To say the last few years have been a whirlwind would be a bit of an understatement.
In March 2022, I was back on my job market as a result of a layoff. While this isn’t necessarily a unique story in today’s time, the following year would be a critical time in my career. I stepped out of the engineering world into a product manager role, and by the end of my short tenure with that company I realized just how non-linear a career could really be.
I’m settling into my new role – one as an engineering manager at the illustrious WebDevStudios – and I feel like I’ve found the groove I’ve been looking for. Making a transition from managing code to managing people is an interesting, defining step for most developers. As you move into management, there are certain skills that are required to effectively lead and grow your team members. Throughout my career, and my transition from individual contributor to people manager, I’ve picked up a few things that may be useful to those of you currently on that journey.
Building and maintaining strong relationships between team members is essential to the success of an engineering manager. By fostering a collaborative and supportive work environment, you can help your team members develop trust, improve communication, and work together more effectively towards common goals.
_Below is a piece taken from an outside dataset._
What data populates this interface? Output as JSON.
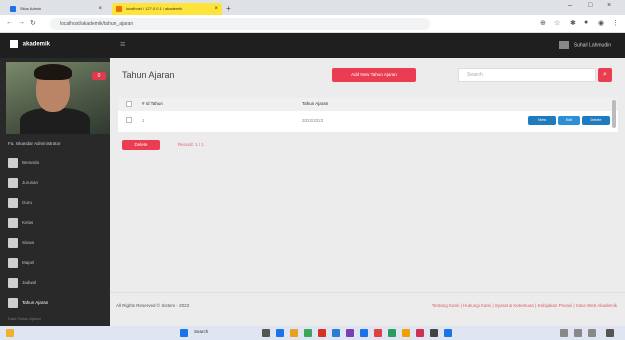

Good relationships between team members can also help resolve conflicts, prevent misunderstandings, and boost morale, leading to increased productivity and job satisfaction.
Regularly scheduling one-on-one meetings with your team, establishing clear expectations, and recognizing your team’s successes are just a few ways to significantly enhance your relationship with, and between, your team members.
Leadership Skills Matter
A good engineering manager is a coach, cheerleader, and mentor to their teammates. It’s a manger’s job to inspire their team and to effectively delegate the work they need to do in order to make sure deadlines and requests are met in a timely manner. Effective leadership requires the ability to communicate a clear vision and set of goals, make tough decisions, and delegate responsibilities.
The ability to set a clear vision, lead by example, and to communicate effectively are “soft skills” that many people are shocked to find they need when they move into a position of management. It’s not enough to be able to write “good code”; a manager has to encourage, coach, and mentor their team to make sure all of the team members have what they need to perform at their best.
As a Mentor, You Need A Mentor
Pouring out into others is rewarding, but it can be hard to mentor others if you don’t have someone who can pour into you. Mentors offer valuable insights and perspective that come from different experiences, and can teach proven techniques that help you be a better manager.
Just as you take time to meet with and grow your team, find someone with whom you can meet with to grow your own talents and skills.
My Final Take
One of the hardest things I learned was how to make mistakes. Several jobs I’ve had, either as a manager or individual contributor, insisted on perfection in an unhealthy way. Learning to make mistakes, and to learn from them, has changed the way that I see the work that I do. The journey to becoming a great manager is one that will be marked with missteps and mistakes along the way. It’s up to you on how you take the lessons learned from those mistakes and apply them.
Being a manager means having the success of a team (or teams) of people in your hand. It can be a very daunting, but very rewarding career for someone who loves to see their teams succeed – and to know you played a part in that success. While my last few years have been a winding road, I’m very glad the destination was here, and I’m looking forward to what the next steps along the path provide.